Lift out each line of the data that holds "following".

======== Data excerpts

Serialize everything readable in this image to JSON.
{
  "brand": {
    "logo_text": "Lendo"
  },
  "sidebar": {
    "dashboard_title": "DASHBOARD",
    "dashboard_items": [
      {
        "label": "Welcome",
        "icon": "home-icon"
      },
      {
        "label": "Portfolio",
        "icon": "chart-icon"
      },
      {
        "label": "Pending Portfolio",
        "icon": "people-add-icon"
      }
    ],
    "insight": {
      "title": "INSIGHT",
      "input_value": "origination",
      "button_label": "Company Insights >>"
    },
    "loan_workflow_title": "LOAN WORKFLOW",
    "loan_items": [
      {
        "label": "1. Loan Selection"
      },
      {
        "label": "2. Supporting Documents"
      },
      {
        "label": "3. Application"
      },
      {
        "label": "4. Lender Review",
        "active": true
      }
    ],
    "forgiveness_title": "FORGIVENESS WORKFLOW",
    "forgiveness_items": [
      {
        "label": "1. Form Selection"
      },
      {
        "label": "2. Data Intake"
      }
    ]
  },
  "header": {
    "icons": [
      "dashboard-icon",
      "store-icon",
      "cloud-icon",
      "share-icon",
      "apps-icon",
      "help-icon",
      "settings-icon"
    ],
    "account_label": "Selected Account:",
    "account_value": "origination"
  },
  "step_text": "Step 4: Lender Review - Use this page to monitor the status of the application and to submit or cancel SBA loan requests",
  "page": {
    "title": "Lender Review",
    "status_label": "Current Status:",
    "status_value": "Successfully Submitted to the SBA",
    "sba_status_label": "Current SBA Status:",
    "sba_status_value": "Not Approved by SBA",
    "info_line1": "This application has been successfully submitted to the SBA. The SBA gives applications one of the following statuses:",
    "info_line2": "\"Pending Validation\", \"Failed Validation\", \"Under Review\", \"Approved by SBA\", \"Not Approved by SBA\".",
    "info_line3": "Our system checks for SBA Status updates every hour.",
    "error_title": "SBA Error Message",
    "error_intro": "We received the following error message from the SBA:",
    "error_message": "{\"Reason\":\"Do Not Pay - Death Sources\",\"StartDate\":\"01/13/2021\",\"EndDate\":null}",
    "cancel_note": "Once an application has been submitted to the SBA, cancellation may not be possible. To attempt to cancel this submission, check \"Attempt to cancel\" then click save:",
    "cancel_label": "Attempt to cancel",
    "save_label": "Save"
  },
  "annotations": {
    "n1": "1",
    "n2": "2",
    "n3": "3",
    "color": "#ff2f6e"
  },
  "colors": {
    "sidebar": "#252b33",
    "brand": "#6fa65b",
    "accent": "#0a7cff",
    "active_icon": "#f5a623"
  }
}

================

Output of the task.
    "info_line1": "This application has been successfully submitted to the SBA. The SBA gives applications one of the following statuses:",
    "error_intro": "We received the following error message from the SBA:",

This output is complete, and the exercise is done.